About this task → Return all the entries below exactly, except for the images they hold.

Available data →

####################

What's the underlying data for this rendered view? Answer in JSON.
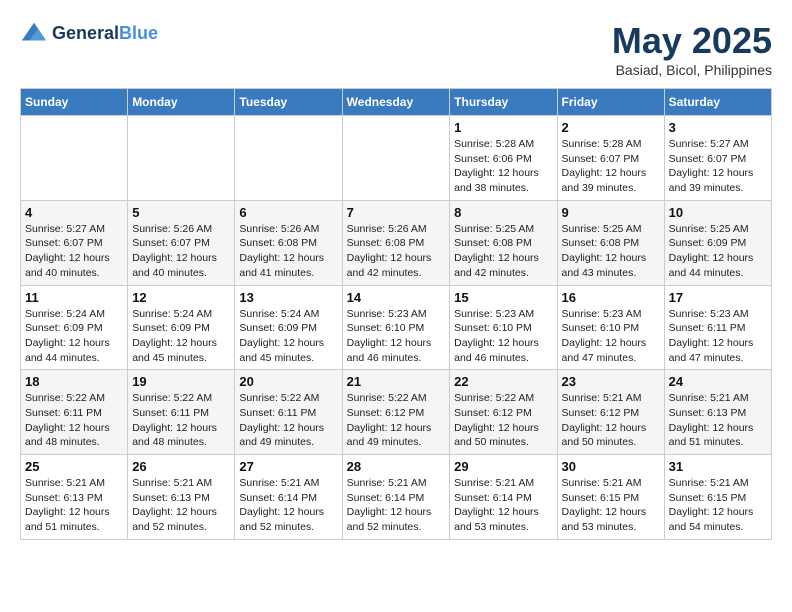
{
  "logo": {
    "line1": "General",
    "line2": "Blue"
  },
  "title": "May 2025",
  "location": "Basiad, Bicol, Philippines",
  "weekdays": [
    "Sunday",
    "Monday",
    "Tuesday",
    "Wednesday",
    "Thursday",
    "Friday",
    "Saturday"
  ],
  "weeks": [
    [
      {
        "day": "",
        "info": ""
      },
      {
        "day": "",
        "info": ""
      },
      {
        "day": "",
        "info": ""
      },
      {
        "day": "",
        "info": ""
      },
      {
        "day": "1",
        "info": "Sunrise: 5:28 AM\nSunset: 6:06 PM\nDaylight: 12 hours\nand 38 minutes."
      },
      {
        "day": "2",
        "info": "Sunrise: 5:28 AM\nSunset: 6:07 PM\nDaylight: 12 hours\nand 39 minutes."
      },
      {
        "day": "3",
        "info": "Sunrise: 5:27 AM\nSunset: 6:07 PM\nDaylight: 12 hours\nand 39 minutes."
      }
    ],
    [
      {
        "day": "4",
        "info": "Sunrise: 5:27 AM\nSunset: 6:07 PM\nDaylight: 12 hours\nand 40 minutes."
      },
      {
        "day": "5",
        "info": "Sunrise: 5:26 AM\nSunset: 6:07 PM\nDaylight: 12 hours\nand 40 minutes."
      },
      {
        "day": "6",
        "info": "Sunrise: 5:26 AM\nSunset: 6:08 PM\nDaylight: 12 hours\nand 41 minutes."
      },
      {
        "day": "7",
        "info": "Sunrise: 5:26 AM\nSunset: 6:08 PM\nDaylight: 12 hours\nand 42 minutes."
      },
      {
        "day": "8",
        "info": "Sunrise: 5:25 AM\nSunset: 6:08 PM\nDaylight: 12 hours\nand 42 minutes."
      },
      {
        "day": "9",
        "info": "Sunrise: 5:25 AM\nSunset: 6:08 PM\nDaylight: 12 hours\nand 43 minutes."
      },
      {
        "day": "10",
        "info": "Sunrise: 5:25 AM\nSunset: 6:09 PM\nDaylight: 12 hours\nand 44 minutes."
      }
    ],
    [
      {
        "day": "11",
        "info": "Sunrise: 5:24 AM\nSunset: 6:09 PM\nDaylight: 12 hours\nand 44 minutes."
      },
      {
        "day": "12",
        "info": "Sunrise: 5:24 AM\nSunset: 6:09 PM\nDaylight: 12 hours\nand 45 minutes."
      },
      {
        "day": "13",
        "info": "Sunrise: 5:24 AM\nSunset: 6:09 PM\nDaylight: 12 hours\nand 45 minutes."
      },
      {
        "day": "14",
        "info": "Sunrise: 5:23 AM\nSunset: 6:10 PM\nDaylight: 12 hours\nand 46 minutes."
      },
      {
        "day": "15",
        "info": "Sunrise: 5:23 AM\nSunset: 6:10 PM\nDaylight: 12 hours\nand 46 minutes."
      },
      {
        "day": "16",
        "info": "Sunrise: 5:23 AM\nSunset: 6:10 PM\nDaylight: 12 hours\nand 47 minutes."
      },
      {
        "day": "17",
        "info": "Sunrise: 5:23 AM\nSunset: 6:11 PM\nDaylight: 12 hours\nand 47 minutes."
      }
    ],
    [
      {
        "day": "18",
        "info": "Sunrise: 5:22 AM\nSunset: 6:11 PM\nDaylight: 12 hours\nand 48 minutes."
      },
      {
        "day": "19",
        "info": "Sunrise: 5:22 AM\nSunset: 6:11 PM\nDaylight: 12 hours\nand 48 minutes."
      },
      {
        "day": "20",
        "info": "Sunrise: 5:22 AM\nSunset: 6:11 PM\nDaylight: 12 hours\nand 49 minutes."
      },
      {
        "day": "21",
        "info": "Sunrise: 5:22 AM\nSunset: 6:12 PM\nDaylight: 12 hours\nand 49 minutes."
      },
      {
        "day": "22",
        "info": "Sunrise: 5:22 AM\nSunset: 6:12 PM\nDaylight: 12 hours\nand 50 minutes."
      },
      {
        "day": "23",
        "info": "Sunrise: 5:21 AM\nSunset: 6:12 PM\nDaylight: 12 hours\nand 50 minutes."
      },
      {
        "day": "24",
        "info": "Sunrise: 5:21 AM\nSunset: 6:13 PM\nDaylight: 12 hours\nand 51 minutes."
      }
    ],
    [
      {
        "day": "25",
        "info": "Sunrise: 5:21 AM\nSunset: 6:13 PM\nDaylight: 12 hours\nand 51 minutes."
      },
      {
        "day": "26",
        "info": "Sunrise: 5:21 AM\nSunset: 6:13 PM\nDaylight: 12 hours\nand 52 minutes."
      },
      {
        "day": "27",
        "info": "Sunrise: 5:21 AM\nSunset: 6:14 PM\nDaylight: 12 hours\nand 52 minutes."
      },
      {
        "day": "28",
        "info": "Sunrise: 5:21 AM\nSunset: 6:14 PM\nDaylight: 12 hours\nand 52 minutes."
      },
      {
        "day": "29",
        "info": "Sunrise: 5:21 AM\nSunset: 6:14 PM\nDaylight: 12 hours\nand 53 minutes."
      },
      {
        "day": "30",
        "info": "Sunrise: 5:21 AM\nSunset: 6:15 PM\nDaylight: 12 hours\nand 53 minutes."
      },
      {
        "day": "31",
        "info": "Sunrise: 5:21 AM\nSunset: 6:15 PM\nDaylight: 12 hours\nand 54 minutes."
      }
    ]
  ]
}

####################

Problem solution →
What's the underlying data for this rendered view? Answer in JSON.
{
  "logo": {
    "line1": "General",
    "line2": "Blue"
  },
  "title": "May 2025",
  "location": "Basiad, Bicol, Philippines",
  "weekdays": [
    "Sunday",
    "Monday",
    "Tuesday",
    "Wednesday",
    "Thursday",
    "Friday",
    "Saturday"
  ],
  "weeks": [
    [
      {
        "day": "",
        "info": ""
      },
      {
        "day": "",
        "info": ""
      },
      {
        "day": "",
        "info": ""
      },
      {
        "day": "",
        "info": ""
      },
      {
        "day": "1",
        "info": "Sunrise: 5:28 AM\nSunset: 6:06 PM\nDaylight: 12 hours\nand 38 minutes."
      },
      {
        "day": "2",
        "info": "Sunrise: 5:28 AM\nSunset: 6:07 PM\nDaylight: 12 hours\nand 39 minutes."
      },
      {
        "day": "3",
        "info": "Sunrise: 5:27 AM\nSunset: 6:07 PM\nDaylight: 12 hours\nand 39 minutes."
      }
    ],
    [
      {
        "day": "4",
        "info": "Sunrise: 5:27 AM\nSunset: 6:07 PM\nDaylight: 12 hours\nand 40 minutes."
      },
      {
        "day": "5",
        "info": "Sunrise: 5:26 AM\nSunset: 6:07 PM\nDaylight: 12 hours\nand 40 minutes."
      },
      {
        "day": "6",
        "info": "Sunrise: 5:26 AM\nSunset: 6:08 PM\nDaylight: 12 hours\nand 41 minutes."
      },
      {
        "day": "7",
        "info": "Sunrise: 5:26 AM\nSunset: 6:08 PM\nDaylight: 12 hours\nand 42 minutes."
      },
      {
        "day": "8",
        "info": "Sunrise: 5:25 AM\nSunset: 6:08 PM\nDaylight: 12 hours\nand 42 minutes."
      },
      {
        "day": "9",
        "info": "Sunrise: 5:25 AM\nSunset: 6:08 PM\nDaylight: 12 hours\nand 43 minutes."
      },
      {
        "day": "10",
        "info": "Sunrise: 5:25 AM\nSunset: 6:09 PM\nDaylight: 12 hours\nand 44 minutes."
      }
    ],
    [
      {
        "day": "11",
        "info": "Sunrise: 5:24 AM\nSunset: 6:09 PM\nDaylight: 12 hours\nand 44 minutes."
      },
      {
        "day": "12",
        "info": "Sunrise: 5:24 AM\nSunset: 6:09 PM\nDaylight: 12 hours\nand 45 minutes."
      },
      {
        "day": "13",
        "info": "Sunrise: 5:24 AM\nSunset: 6:09 PM\nDaylight: 12 hours\nand 45 minutes."
      },
      {
        "day": "14",
        "info": "Sunrise: 5:23 AM\nSunset: 6:10 PM\nDaylight: 12 hours\nand 46 minutes."
      },
      {
        "day": "15",
        "info": "Sunrise: 5:23 AM\nSunset: 6:10 PM\nDaylight: 12 hours\nand 46 minutes."
      },
      {
        "day": "16",
        "info": "Sunrise: 5:23 AM\nSunset: 6:10 PM\nDaylight: 12 hours\nand 47 minutes."
      },
      {
        "day": "17",
        "info": "Sunrise: 5:23 AM\nSunset: 6:11 PM\nDaylight: 12 hours\nand 47 minutes."
      }
    ],
    [
      {
        "day": "18",
        "info": "Sunrise: 5:22 AM\nSunset: 6:11 PM\nDaylight: 12 hours\nand 48 minutes."
      },
      {
        "day": "19",
        "info": "Sunrise: 5:22 AM\nSunset: 6:11 PM\nDaylight: 12 hours\nand 48 minutes."
      },
      {
        "day": "20",
        "info": "Sunrise: 5:22 AM\nSunset: 6:11 PM\nDaylight: 12 hours\nand 49 minutes."
      },
      {
        "day": "21",
        "info": "Sunrise: 5:22 AM\nSunset: 6:12 PM\nDaylight: 12 hours\nand 49 minutes."
      },
      {
        "day": "22",
        "info": "Sunrise: 5:22 AM\nSunset: 6:12 PM\nDaylight: 12 hours\nand 50 minutes."
      },
      {
        "day": "23",
        "info": "Sunrise: 5:21 AM\nSunset: 6:12 PM\nDaylight: 12 hours\nand 50 minutes."
      },
      {
        "day": "24",
        "info": "Sunrise: 5:21 AM\nSunset: 6:13 PM\nDaylight: 12 hours\nand 51 minutes."
      }
    ],
    [
      {
        "day": "25",
        "info": "Sunrise: 5:21 AM\nSunset: 6:13 PM\nDaylight: 12 hours\nand 51 minutes."
      },
      {
        "day": "26",
        "info": "Sunrise: 5:21 AM\nSunset: 6:13 PM\nDaylight: 12 hours\nand 52 minutes."
      },
      {
        "day": "27",
        "info": "Sunrise: 5:21 AM\nSunset: 6:14 PM\nDaylight: 12 hours\nand 52 minutes."
      },
      {
        "day": "28",
        "info": "Sunrise: 5:21 AM\nSunset: 6:14 PM\nDaylight: 12 hours\nand 52 minutes."
      },
      {
        "day": "29",
        "info": "Sunrise: 5:21 AM\nSunset: 6:14 PM\nDaylight: 12 hours\nand 53 minutes."
      },
      {
        "day": "30",
        "info": "Sunrise: 5:21 AM\nSunset: 6:15 PM\nDaylight: 12 hours\nand 53 minutes."
      },
      {
        "day": "31",
        "info": "Sunrise: 5:21 AM\nSunset: 6:15 PM\nDaylight: 12 hours\nand 54 minutes."
      }
    ]
  ]
}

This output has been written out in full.